The Fed's action was intended to ease fallout from the severe credit crunch that has gripped the country since last summer. But the step quickly reignited debate about how big a role the central bank should play.
Several banking experts were dubious about the Fed's plan to save Bear Stearns, saying it sets a bad precedent when other investment banks could wind up in similar trouble due to bad mortgage-linked investments.
"There's a limit to how many of these entities they can bail out," said Franklin Allen, a finance professor at the Wharton School.
The arrangement announced yesterday allows JPMorgan Chase & Co. to borrow from the Fed and provide that funding to Bear Stearns for 28 days. As a commercial bank, JPMorgan can borrow from the Fed, while Bear Stearns, an investment bank, cannot.
Fed officials said the procedure dates to the Great Depression of the 1930s but has rarely been used since that time.
"It is the first bailout of an investment bank by the Fed," said Charles Geisst, a Wall Street historian and finance professor at Manhattan College. By contrast, investment bank Drexel Burnham Lambert Inc. was allowed to fall into bankruptcy in 1990.
Before yesterday's action, the most significant similar move in recent history was the Fed's orchestration of a $3.6 billion bailout by Wall Street banks of collapsed hedge fund Long-Term Capital Management amid the Asian financial crisis in 1998. The step then was widely viewed as an appropriate response to a failure that threatened to reverberate through the global financial system.
If the Fed bailout of Bear Stearns fails, taxpayers would wind up being on the hook, said Lawrence White, an economics professor at New York University's Stern School of Business.

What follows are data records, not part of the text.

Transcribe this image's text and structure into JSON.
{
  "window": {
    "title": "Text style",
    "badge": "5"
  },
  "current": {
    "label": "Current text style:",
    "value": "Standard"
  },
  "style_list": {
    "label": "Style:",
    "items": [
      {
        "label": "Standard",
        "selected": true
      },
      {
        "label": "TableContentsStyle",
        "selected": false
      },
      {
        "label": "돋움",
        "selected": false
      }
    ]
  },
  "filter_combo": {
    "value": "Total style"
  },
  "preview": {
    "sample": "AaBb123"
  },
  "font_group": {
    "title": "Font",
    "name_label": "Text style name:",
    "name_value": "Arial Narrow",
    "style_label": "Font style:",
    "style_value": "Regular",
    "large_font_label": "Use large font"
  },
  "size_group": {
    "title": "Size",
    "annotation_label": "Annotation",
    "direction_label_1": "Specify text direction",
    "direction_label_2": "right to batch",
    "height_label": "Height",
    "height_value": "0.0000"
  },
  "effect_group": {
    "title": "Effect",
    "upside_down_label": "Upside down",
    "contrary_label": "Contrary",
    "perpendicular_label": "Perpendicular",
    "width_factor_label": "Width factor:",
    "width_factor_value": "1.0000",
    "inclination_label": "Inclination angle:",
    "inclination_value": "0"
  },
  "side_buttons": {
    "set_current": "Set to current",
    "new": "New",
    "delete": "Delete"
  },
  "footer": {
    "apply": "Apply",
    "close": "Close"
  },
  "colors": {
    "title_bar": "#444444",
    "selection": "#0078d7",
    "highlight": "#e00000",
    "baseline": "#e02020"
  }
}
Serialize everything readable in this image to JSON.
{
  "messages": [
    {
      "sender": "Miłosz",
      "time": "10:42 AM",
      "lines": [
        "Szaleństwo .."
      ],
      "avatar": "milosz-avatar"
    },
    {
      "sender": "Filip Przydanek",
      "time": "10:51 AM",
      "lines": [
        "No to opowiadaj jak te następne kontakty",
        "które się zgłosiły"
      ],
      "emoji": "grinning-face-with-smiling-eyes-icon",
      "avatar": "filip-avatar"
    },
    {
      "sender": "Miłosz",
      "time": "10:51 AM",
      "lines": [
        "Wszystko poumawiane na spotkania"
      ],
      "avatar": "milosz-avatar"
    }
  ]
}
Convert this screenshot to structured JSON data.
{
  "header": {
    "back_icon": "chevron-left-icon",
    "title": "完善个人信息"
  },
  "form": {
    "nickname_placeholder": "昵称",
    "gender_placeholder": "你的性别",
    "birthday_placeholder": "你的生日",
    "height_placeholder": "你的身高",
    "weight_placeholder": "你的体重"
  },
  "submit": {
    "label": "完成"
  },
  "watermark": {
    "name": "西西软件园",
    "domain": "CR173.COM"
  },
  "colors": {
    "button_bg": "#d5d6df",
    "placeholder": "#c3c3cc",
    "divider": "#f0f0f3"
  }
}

"I know things are a little dicey out there, but we can't have the Fed going around protecting everybody in sight," White said. "You take risks and you lose, you're supposed to be shown the door, and these guys are not being shown the door."
Federal Reserve officials likely were worried about a domino effect if Bear Stearns were to fall into bankruptcy, leaving other companies that have lent money to the investment bank in the lurch. That could cause a chain reaction, potentially threatening the financial system.
Indeed, fears have grown that other financial firms could be at risk. "It's the cockroach theory: There's never [just] one," said Joan McCullough, an analyst with East Shore Partners Inc. in New York.
The Securities and Exchange Commission has been monitoring Bear Stearns since last year, when two of the firm's hedge funds collapsed as a result of bad bets on the mortgage market.
R. Christopher Whalen, managing director of consulting firm Institutional Risk Analytics and a former Bear Stearns banker, said his ex-employer was exposed to two lines of business - mortgage-linked investments and hedge funds - that have been socked since last summer.
Compared with other investment banks, he said, "they're small and they don't have very great diversity in terms of their business."
Duncan Hennes, cofounder of investment firm Atrevida Partners, who chaired the group of banks that bailed out Long-Term Capital Management, said the Bear Stearns episode had elements of a "run on the bank."
"It's liquidity that takes a firm down," he said. Liquidity refers to a company's available cash.
Joseph Mason, a finance professor at Drexel University, had little sympathy for Bear Stearns' problems.
"Once an institution is insolvent, the only responsible thing to do is to unwind it in an orderly fashion," Mason said. "It's not a business enterprise worth saving."
As the mortgage and credit crises have deepened, murmurs of government intervention to back up distressed financial companies have been in the air in recent days. On March 6, shares of mortgage-finance titans Fannie Mae and Freddie Mac fell after the Treasury Department denied rumors that the government would formally back the embattled companies.
While the Treasury isn't obligated to assist Fannie or Freddie in a financial emergency, many on Wall Street believe the government would bail them out if there is a collapse. The idea that they are "too big to fail" enables the two companies to borrow relatively cheaply by issuing top-rated securities backed by mortgages.